Together with Katalin Kokas, he is the Founder and Artistic Director of the Festival Academy Budapest Chamber Music Festival, which regularly features artists such as Vilde Frang, Maxim Rysanov, Shlomo Mintz, and Joshua Bell.
Sergei Prokofiev was a pianist and composer, born in Sontsovka (present-day Ukraine) in 1891. Naturally gifted, he began composing at an early age, and by 11 years old, he had already written two operas and a series of small piano pieces that he endearingly called his “little puppies.” His composition style became more complex over time, using unconventional time signatures and key changes.

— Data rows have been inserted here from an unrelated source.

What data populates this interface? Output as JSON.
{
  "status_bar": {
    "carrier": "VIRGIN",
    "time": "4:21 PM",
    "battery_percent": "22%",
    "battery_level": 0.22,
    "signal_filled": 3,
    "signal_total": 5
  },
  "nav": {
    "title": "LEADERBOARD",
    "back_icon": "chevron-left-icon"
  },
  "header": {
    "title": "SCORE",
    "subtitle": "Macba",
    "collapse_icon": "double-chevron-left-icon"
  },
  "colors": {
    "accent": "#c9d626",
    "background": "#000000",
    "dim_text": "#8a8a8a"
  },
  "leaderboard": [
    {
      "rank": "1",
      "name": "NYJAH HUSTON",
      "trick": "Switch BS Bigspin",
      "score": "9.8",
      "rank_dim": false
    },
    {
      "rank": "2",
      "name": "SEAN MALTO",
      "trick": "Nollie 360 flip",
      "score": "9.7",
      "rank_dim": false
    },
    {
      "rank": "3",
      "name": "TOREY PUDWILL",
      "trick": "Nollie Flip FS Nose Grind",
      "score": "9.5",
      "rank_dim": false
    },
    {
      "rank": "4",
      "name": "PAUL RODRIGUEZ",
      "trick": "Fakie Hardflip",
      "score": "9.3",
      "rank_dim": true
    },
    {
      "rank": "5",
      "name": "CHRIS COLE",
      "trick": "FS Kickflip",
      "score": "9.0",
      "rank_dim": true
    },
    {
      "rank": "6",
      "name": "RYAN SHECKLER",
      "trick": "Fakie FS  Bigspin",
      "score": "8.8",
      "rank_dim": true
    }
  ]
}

His formal musical education began under the tutelage of Reinhold Glière. At 13, he began his studies at the Conservatory in St Petersburg. Upon completing his studies at the Conservatory, he won first prize (the Rubinstein Prize) with his first piano concerto, although the decision was not unanimous. While celebrated by some critics for being modern and avant-garde, Prokofiev’s compositions were not enjoyed by all. After completing his studies, Sergei Prokofiev traveled to London, where he met Diaghilev of the Ballet Russes, and Igor Stravinsky, who was writing ballet music for Diaghilev at the time. Stravinsky’s Rite of Spring made a particular impact on Prokofiev, notably in his compositions. The young composer wrote the opera The Gambler, based on a novel by Alekseï Alekseïevitch Broussilov, but the orchestra and singers struggled to understand the music, and refused to perform it. Prokofiev wrote his First Symphony, also known as the Classical Symphony, which resembles music from the Classical period, such as the works by Joseph Haydn. This work became internationally acclaimed and is still a very popular symphony today.

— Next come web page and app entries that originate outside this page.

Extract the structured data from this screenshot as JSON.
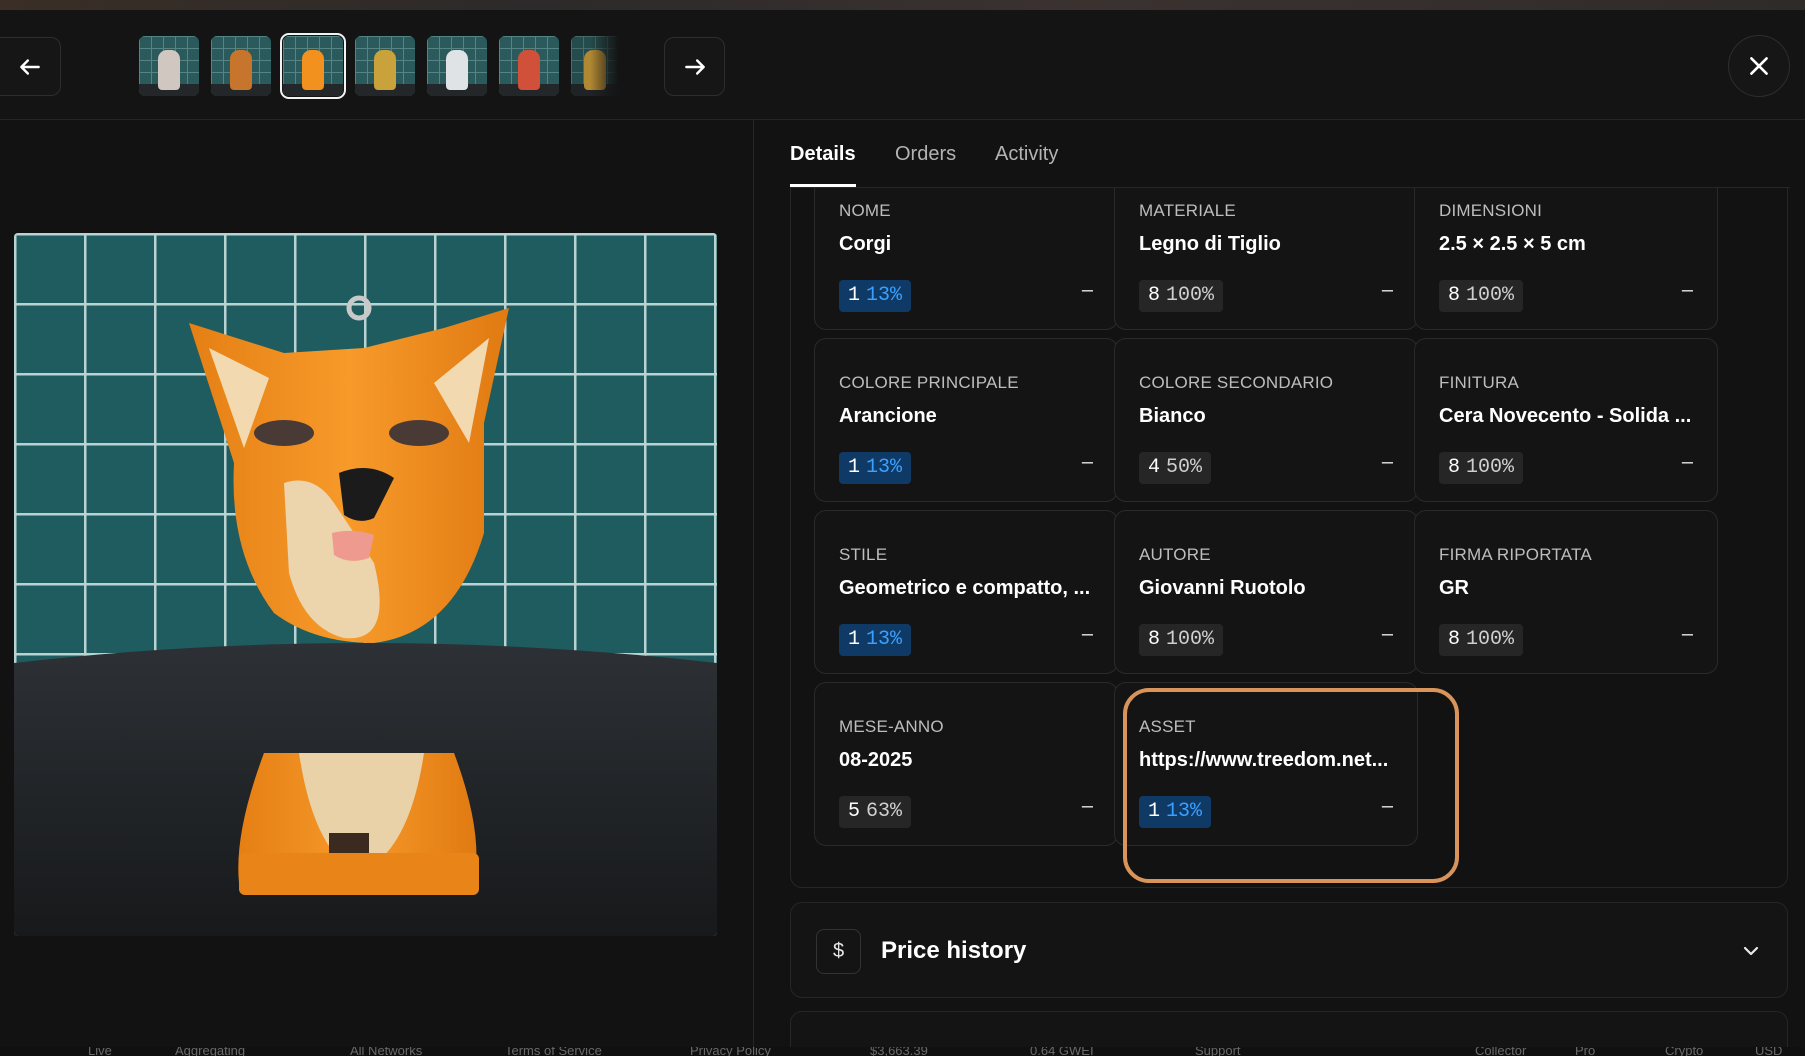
{
  "thumbnails": [
    {
      "name": "thumb-1",
      "color": "#cfc7c0"
    },
    {
      "name": "thumb-2",
      "color": "#c7742c"
    },
    {
      "name": "thumb-3",
      "color": "#f2911e"
    },
    {
      "name": "thumb-4",
      "color": "#c9a23b"
    },
    {
      "name": "thumb-5",
      "color": "#dfe3e6"
    },
    {
      "name": "thumb-6",
      "color": "#d0503a"
    },
    {
      "name": "thumb-7",
      "color": "#d9a63a"
    }
  ],
  "tabs": [
    "Details",
    "Orders",
    "Activity"
  ],
  "traits": [
    {
      "label": "NOME",
      "value": "Corgi",
      "count": "1",
      "pct": "13%",
      "highlight": true
    },
    {
      "label": "MATERIALE",
      "value": "Legno di Tiglio",
      "count": "8",
      "pct": "100%",
      "highlight": false
    },
    {
      "label": "DIMENSIONI",
      "value": "2.5 × 2.5 × 5 cm",
      "count": "8",
      "pct": "100%",
      "highlight": false
    },
    {
      "label": "COLORE PRINCIPALE",
      "value": "Arancione",
      "count": "1",
      "pct": "13%",
      "highlight": true
    },
    {
      "label": "COLORE SECONDARIO",
      "value": "Bianco",
      "count": "4",
      "pct": "50%",
      "highlight": false
    },
    {
      "label": "FINITURA",
      "value": "Cera Novecento - Solida ...",
      "count": "8",
      "pct": "100%",
      "highlight": false
    },
    {
      "label": "STILE",
      "value": "Geometrico e compatto, ...",
      "count": "1",
      "pct": "13%",
      "highlight": true
    },
    {
      "label": "AUTORE",
      "value": "Giovanni Ruotolo",
      "count": "8",
      "pct": "100%",
      "highlight": false
    },
    {
      "label": "FIRMA RIPORTATA",
      "value": "GR",
      "count": "8",
      "pct": "100%",
      "highlight": false
    },
    {
      "label": "MESE-ANNO",
      "value": "08-2025",
      "count": "5",
      "pct": "63%",
      "highlight": false
    },
    {
      "label": "ASSET",
      "value": "https://www.treedom.net...",
      "count": "1",
      "pct": "13%",
      "highlight": true
    }
  ],
  "trait_dash": "–",
  "price_history": {
    "icon": "$",
    "title": "Price history"
  },
  "statusbar": [
    "Live",
    "Aggregating",
    "All Networks",
    "Terms of Service",
    "Privacy Policy",
    "$3,663.39",
    "0.64 GWEI",
    "Support",
    "Collector",
    "Pro",
    "Crypto",
    "USD"
  ],
  "colors": {
    "accent_highlight": "#d9945a",
    "rarity_blue": "#3aa0ff",
    "rarity_bg": "#0f3a66"
  }
}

After living in New York for a few years to escape the chaos ensuing back home in Russia, Prokofiev eventually returned to Western Europe, proposing a ballet to Diaghilev in Paris. His ballet, now known as the Scythian Suite was not well received by Diaghilev. He wrote another ballet, The Tale of the Buffoon as well as his Third Piano Concerto, which were very popular, especially the latter.
Despite Prokofiev’s successful reputation in Western Europe, he returned to the Soviet Union after being beckoned by some of his contemporaries. Life was not easy for artists at the time. In spite of this, Prokofiev managed to write many of his major works during the Second World War, including but not limited to War and Peace (based on the novel by Tolstoy), Betrothal in a Monastery, and more.
Sergei Prokofiev died on March 5, 1953, of a brain hemorrhage. Due to the fact that Josef Stalin died on the same day, Prokofiev’s death was barely mentioned and went largely unnoticed in the media.